Students at Trafalgar Middle School in Nelson joined others around the province in a protest walkout Wednesday in response to the latest disruption of their education.

UPDATE: Pay cut upheld in B.C. teacher dispute

One per cent reduction in wage increase proposal for teachers, plus moves on benefits, preparation time

The B.C. Labour Relations Board has upheld an employer bid to cut teacher pay by 10% in response to rotating strikes and refusal to perform some duties outside classroom hours.

B.C. Teachers’ Federation president Jim Iker said Wednesday the pay cut and partial lockout of members is “a punitive action” that is unfair to teachers performing their essential classroom duties.

In response, the BCTF will hold another vote June 9-10 to authorize full-scale strike action. Rotating strikes are to continue next week while the strike vote is held and counted.

“If approved, this would likely mean a full-scale strike within the next two weeks,” Iker said.

LRB vice-chair Richard Longpre dismissed the B.C. Teachers’ Federation appeal of the partial lockout of teachers in a decision released Wednesday afternoon.
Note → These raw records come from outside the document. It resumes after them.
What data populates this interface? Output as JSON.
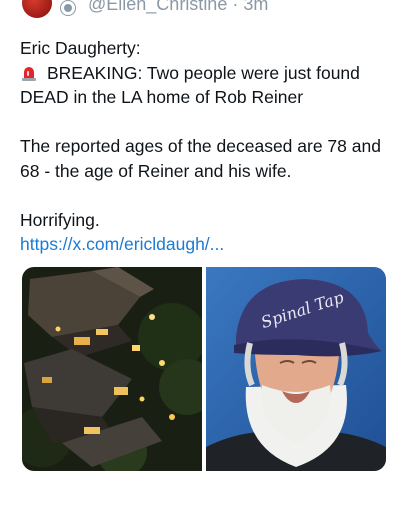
{
  "tweet": {
    "handle": "@Ellen_Christine · 3m",
    "author_line": "Eric Daugherty:",
    "emoji": "rotating-light-emoji",
    "line1": "BREAKING: Two people were just found DEAD in the LA home of Rob Reiner",
    "line2": "The reported ages of the deceased are 78 and 68 - the age of Reiner and his wife.",
    "line3": "Horrifying.",
    "link": "https://x.com/ericldaugh/..."
  },
  "media": {
    "left_image": "aerial-night-house-photo",
    "right_image": "bearded-man-in-cap-photo",
    "cap_text": "Spinal Tap"
  },
  "colors": {
    "text": "#0f1419",
    "secondary": "#8b98a5",
    "link": "#1d7ad2"
  }
}
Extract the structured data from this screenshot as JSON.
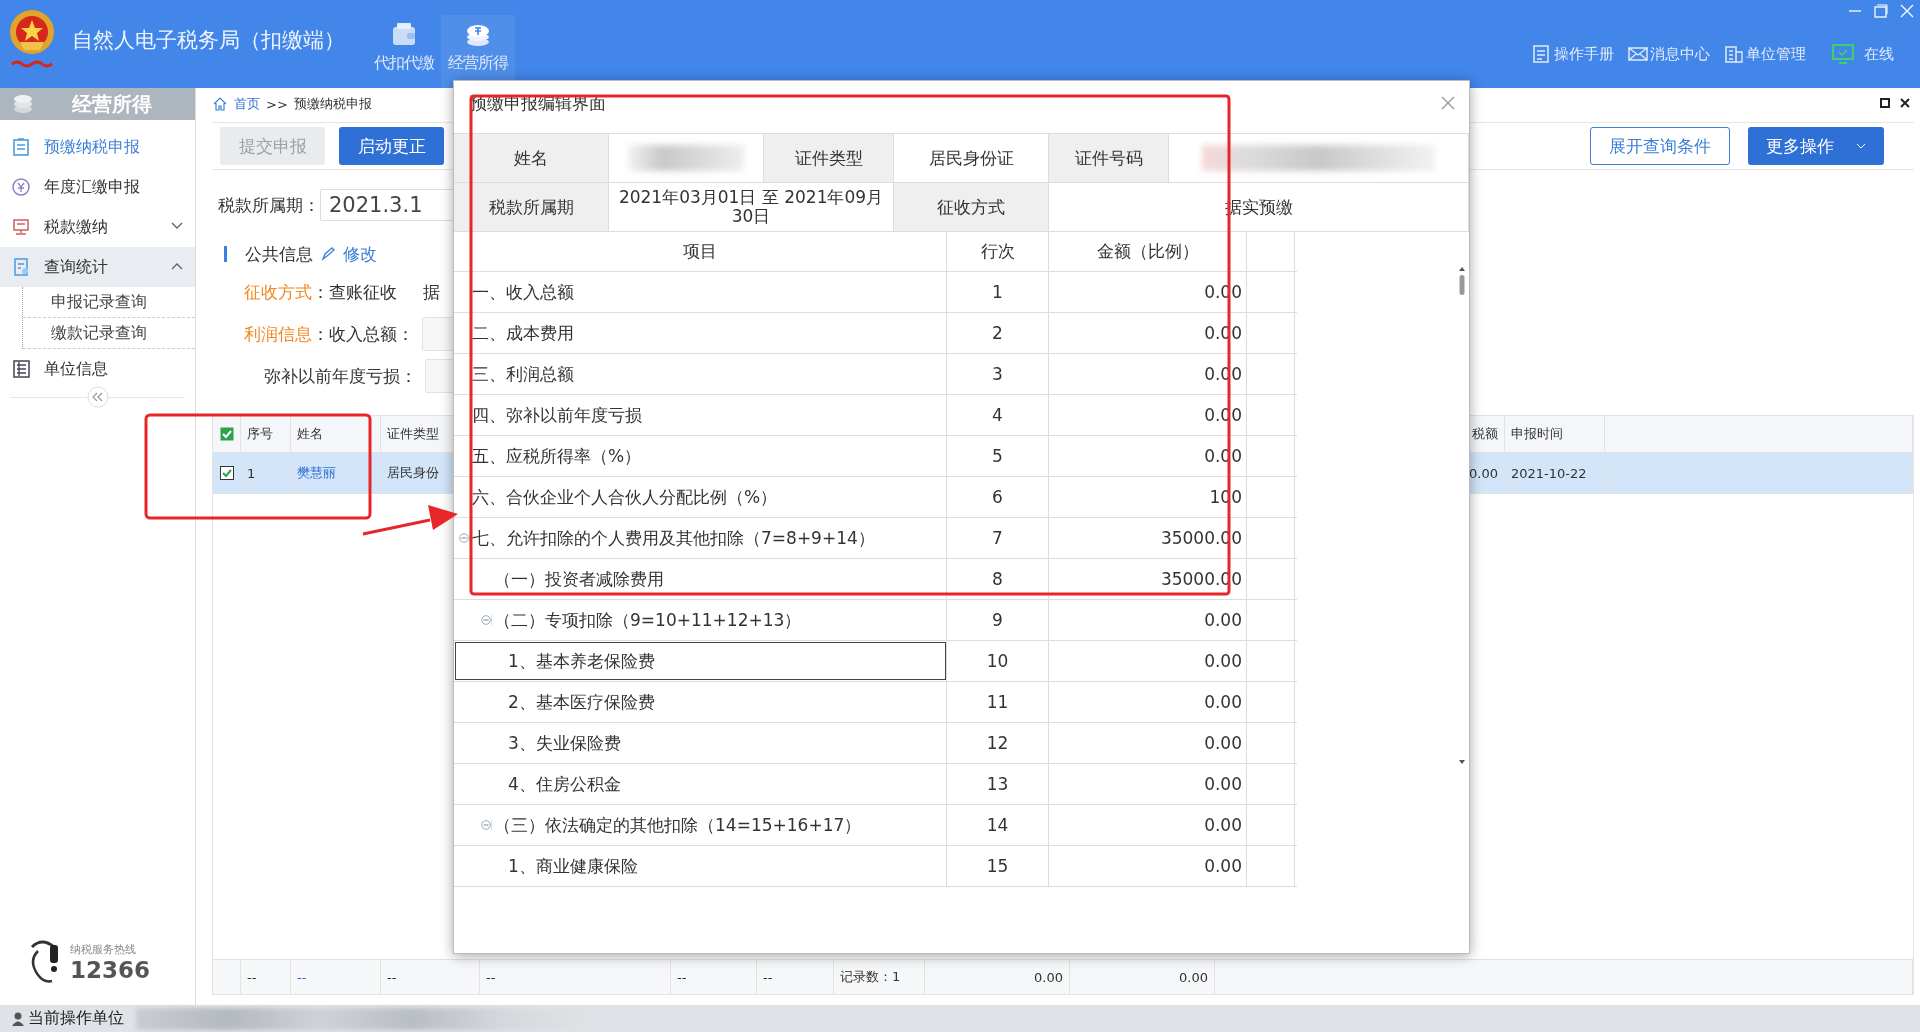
{
  "app": {
    "title": "自然人电子税务局（扣缴端）",
    "nav": [
      {
        "label": "代扣代缴",
        "selected": false
      },
      {
        "label": "经营所得",
        "selected": true
      }
    ],
    "links": [
      {
        "label": "操作手册"
      },
      {
        "label": "消息中心"
      },
      {
        "label": "单位管理"
      }
    ],
    "online": "在线"
  },
  "sidebar": {
    "title": "经营所得",
    "items": [
      {
        "kind": "item",
        "label": "预缴纳税申报",
        "selected": true
      },
      {
        "kind": "item",
        "label": "年度汇缴申报",
        "selected": false
      },
      {
        "kind": "group",
        "label": "税款缴纳",
        "selected": false,
        "expanded": false
      },
      {
        "kind": "group",
        "label": "查询统计",
        "selected": false,
        "expanded": true,
        "children": [
          {
            "label": "申报记录查询",
            "selected": false
          },
          {
            "label": "缴款记录查询",
            "selected": false
          }
        ]
      },
      {
        "kind": "item",
        "label": "单位信息",
        "selected": false
      }
    ],
    "hotline": {
      "label": "纳税服务热线",
      "number": "12366"
    }
  },
  "breadcrumb": {
    "home": "首页",
    "separator": ">>",
    "current": "预缴纳税申报"
  },
  "toolbar": {
    "buttons": [
      {
        "label": "提交申报",
        "disabled": true
      },
      {
        "label": "启动更正",
        "disabled": false
      }
    ],
    "right_buttons": [
      {
        "label": "展开查询条件",
        "kind": "outline"
      },
      {
        "label": "更多操作",
        "kind": "dropdown"
      }
    ]
  },
  "form": {
    "period_label": "税款所属期：",
    "period_value": "2021.3.1",
    "section": "公共信息",
    "edit_link": "修改",
    "fields": [
      {
        "label": "征收方式",
        "text": "：查账征收",
        "extra": "据",
        "has_input": false
      },
      {
        "label": "利润信息",
        "text": "：收入总额：",
        "has_input": true
      },
      {
        "text": "弥补以前年度亏损：",
        "has_input": true
      }
    ]
  },
  "table": {
    "all_checked": true,
    "columns": [
      "序号",
      "姓名",
      "证件类型",
      "税额",
      "申报时间"
    ],
    "rows": [
      {
        "checked": true,
        "selected": true,
        "cells": [
          "1",
          "樊慧丽",
          "居民身份",
          "0.00",
          "2021-10-22"
        ]
      }
    ],
    "footer": [
      "--",
      "--",
      "--",
      "--",
      "--",
      "--",
      "记录数：1",
      "0.00",
      "0.00"
    ]
  },
  "status_bar": {
    "label": "当前操作单位"
  },
  "modal": {
    "title": "预缴申报编辑界面",
    "info": [
      [
        {
          "kind": "label",
          "text": "姓名"
        },
        {
          "kind": "redacted"
        },
        {
          "kind": "label",
          "text": "证件类型"
        },
        {
          "kind": "value",
          "text": "居民身份证"
        },
        {
          "kind": "label",
          "text": "证件号码"
        },
        {
          "kind": "redacted"
        }
      ],
      [
        {
          "kind": "label",
          "text": "税款所属期"
        },
        {
          "kind": "value",
          "text": "2021年03月01日 至 2021年09月30日"
        },
        {
          "kind": "label",
          "text": "征收方式"
        },
        {
          "kind": "value",
          "text": "据实预缴"
        }
      ]
    ],
    "columns": [
      "项目",
      "行次",
      "金额（比例）"
    ],
    "rows": [
      {
        "item": "一、收入总额",
        "line": "1",
        "amount": "0.00",
        "selected": false
      },
      {
        "item": "二、成本费用",
        "line": "2",
        "amount": "0.00",
        "selected": false
      },
      {
        "item": "三、利润总额",
        "line": "3",
        "amount": "0.00",
        "selected": false
      },
      {
        "item": "四、弥补以前年度亏损",
        "line": "4",
        "amount": "0.00",
        "selected": false
      },
      {
        "item": "五、应税所得率（%）",
        "line": "5",
        "amount": "0.00",
        "selected": false
      },
      {
        "item": "六、合伙企业个人合伙人分配比例（%）",
        "line": "6",
        "amount": "100",
        "selected": false
      },
      {
        "item": "七、允许扣除的个人费用及其他扣除（7=8+9+14）",
        "line": "7",
        "amount": "35000.00",
        "selected": false,
        "expanded": true,
        "children": [
          {
            "item": "（一）投资者减除费用",
            "line": "8",
            "amount": "35000.00",
            "selected": false
          },
          {
            "item": "（二）专项扣除（9=10+11+12+13）",
            "line": "9",
            "amount": "0.00",
            "selected": false,
            "expanded": true,
            "children": [
              {
                "item": "1、基本养老保险费",
                "line": "10",
                "amount": "0.00",
                "selected": true
              },
              {
                "item": "2、基本医疗保险费",
                "line": "11",
                "amount": "0.00",
                "selected": false
              },
              {
                "item": "3、失业保险费",
                "line": "12",
                "amount": "0.00",
                "selected": false
              },
              {
                "item": "4、住房公积金",
                "line": "13",
                "amount": "0.00",
                "selected": false
              }
            ]
          },
          {
            "item": "（三）依法确定的其他扣除（14=15+16+17）",
            "line": "14",
            "amount": "0.00",
            "selected": false,
            "expanded": true,
            "children": [
              {
                "item": "1、商业健康保险",
                "line": "15",
                "amount": "0.00",
                "selected": false
              }
            ]
          }
        ]
      }
    ]
  }
}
He said the two sides are free to seek a third-party resolution of the dispute.

Iker said the union is taking legal advice on the LRB decision and may pursue arbitration.

At the bargaining table, the BCTF has reduced its pay increase proposal by one per cent over four years and offered other concessions in a move to end the stalemate that has led to two weeks of rotating strikes in public schools.

In an email to union members Tuesday night, the BCTF executive said the offer “adjusted the Federation’s package in seven areas, including salary, benefits, preparation time and [substitute teacher] compensation.”

The new BCTF wage proposal is a total increase of 9.75% over four years, plus cost-of-living adjustments in each year depending on inflation. BCTF president Jim Iker has estimated that with inflation, the total increase would be 12.75% over four years.

The email to teachers describes no response from the B.C. Public School Employers’ Association.

BCPSEA, representing the province’s 60 school districts, has proposed a 7.5% increase over six years, and recently added a $1,200 signing bonus for an agreement by the end of the school year.

BCPSEA chief negotiator Peter Cameron described the employers’ wage proposal as in line with other public sector union agreements already reached.

The two sides remain bitterly divided over class size and special needs support staff, the subject of repeated court actions since those provisions were removed from the teacher contract in 2002.

 

Just Posted

New Coast Guard radar boosts marine traffic monitoring off B.C. coast

Six radar installations set up for Georgia Strait to Queen Charlotte Strait to Prince Rupert

Port Alice resident a descendant of two Aboriginal war heroes

Charlie and Henry Byce are Canada’s most decorated father and son in history.

Port Hardy council hesitant to formalize question period in agendas, refers it to committee

In first act as new council, representatives were uncertain about formalizing question periods.

Gas prices on Vancouver Island to drop six cents

But a ‘volatile’ market could lead to increases in the coming weeks

Mt. Waddington’s Salvation Army releases eye-opening statistics report for 2017

Shelter overnight stays saw a 431 per cent increase since 2014.

Winter weather hits parts of Canada

As some parts of the country brace for cold, parts of B.C. remain warmer than 10 C

Canada’s health system commendable overall but barriers to care remain: UN

The United Nations says Canada’s health care system is “commendable” overall but vulnerable groups still face barriers to quality care.

Unique technology gives children with special needs more independent play

UVic’s CanAssist refined seven prototypes aided by $1.5M government contribution

Kelly Ellard’s boyfriend has statutory release revoked

Darwin Duane Dorozan had several parole infractions that found him ‘unmanageable’

Six String Nation’s Voyageur guitar comes to Port Hardy Secondary School

The presentation at the school is one of many showings Jowi Taylor is putting on in Port Hardy.

Harvest Food Bank prepares for busy winter season

Port Hardy’s Harvest Food Bank has prepared itself as the winter season… Continue reading

Doctor’s note shouldn’t be required to prove you’re sick: poll

70% of Canadians oppose allowing employers to make you get a sick note

Port Alberni convenience store robbed

Police still searching for suspect

German-born B.C. man warns against a ‘yes’ vote on proportional representation

Agassiz realtor Freddy Marks says PR in his home country shows party elites can never be voted out

Most Read